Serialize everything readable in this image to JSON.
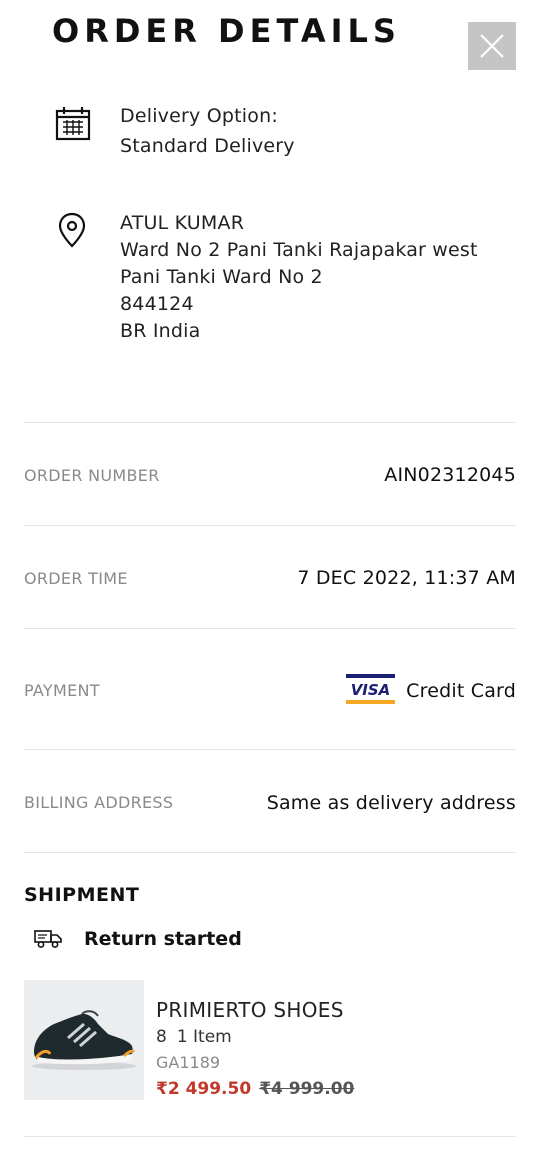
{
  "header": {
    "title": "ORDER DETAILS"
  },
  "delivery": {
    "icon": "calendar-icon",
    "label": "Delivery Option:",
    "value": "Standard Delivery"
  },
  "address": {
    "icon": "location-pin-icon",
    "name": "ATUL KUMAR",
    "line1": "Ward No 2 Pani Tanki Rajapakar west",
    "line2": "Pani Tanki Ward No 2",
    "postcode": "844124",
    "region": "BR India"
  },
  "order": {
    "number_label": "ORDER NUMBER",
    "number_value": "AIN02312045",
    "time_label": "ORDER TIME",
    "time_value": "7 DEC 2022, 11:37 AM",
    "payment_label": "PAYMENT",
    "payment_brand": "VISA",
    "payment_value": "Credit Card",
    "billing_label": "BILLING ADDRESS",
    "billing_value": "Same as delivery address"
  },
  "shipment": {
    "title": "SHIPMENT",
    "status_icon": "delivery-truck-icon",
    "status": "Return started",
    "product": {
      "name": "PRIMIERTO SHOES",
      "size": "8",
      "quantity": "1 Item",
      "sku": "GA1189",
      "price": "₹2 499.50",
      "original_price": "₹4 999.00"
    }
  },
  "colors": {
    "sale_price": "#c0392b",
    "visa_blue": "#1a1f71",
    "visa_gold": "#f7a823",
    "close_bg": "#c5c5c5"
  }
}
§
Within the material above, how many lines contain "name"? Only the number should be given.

FINAL ANSWER: 2